◆ **Exercise description**
Would you reproduce all of the entries below, character for character?

(Dataset rows describing interfaces)
BEGIN

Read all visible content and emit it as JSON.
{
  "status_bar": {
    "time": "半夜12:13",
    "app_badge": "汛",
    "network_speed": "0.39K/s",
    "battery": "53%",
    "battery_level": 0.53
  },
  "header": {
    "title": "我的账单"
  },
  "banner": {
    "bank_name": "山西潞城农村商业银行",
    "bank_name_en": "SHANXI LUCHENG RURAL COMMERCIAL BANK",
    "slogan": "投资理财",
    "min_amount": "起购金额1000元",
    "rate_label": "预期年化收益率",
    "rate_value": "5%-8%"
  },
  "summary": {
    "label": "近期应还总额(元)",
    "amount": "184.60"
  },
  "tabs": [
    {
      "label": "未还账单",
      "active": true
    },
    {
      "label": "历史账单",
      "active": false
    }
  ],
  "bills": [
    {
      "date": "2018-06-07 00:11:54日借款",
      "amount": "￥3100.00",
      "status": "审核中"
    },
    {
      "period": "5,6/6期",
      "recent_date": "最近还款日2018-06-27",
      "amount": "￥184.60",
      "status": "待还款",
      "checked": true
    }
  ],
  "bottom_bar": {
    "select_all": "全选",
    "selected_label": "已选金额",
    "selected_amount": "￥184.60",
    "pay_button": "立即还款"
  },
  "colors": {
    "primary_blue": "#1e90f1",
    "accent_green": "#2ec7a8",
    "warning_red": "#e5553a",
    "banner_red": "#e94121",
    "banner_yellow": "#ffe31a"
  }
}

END

◆ **Exercise output**
Read all visible content and emit it as JSON.
{
  "status_bar": {
    "time": "半夜12:13",
    "app_badge": "汛",
    "network_speed": "0.39K/s",
    "battery": "53%",
    "battery_level": 0.53
  },
  "header": {
    "title": "我的账单"
  },
  "banner": {
    "bank_name": "山西潞城农村商业银行",
    "bank_name_en": "SHANXI LUCHENG RURAL COMMERCIAL BANK",
    "slogan": "投资理财",
    "min_amount": "起购金额1000元",
    "rate_label": "预期年化收益率",
    "rate_value": "5%-8%"
  },
  "summary": {
    "label": "近期应还总额(元)",
    "amount": "184.60"
  },
  "tabs": [
    {
      "label": "未还账单",
      "active": true
    },
    {
      "label": "历史账单",
      "active": false
    }
  ],
  "bills": [
    {
      "date": "2018-06-07 00:11:54日借款",
      "amount": "￥3100.00",
      "status": "审核中"
    },
    {
      "period": "5,6/6期",
      "recent_date": "最近还款日2018-06-27",
      "amount": "￥184.60",
      "status": "待还款",
      "checked": true
    }
  ],
  "bottom_bar": {
    "select_all": "全选",
    "selected_label": "已选金额",
    "selected_amount": "￥184.60",
    "pay_button": "立即还款"
  },
  "colors": {
    "primary_blue": "#1e90f1",
    "accent_green": "#2ec7a8",
    "warning_red": "#e5553a",
    "banner_red": "#e94121",
    "banner_yellow": "#ffe31a"
  }
}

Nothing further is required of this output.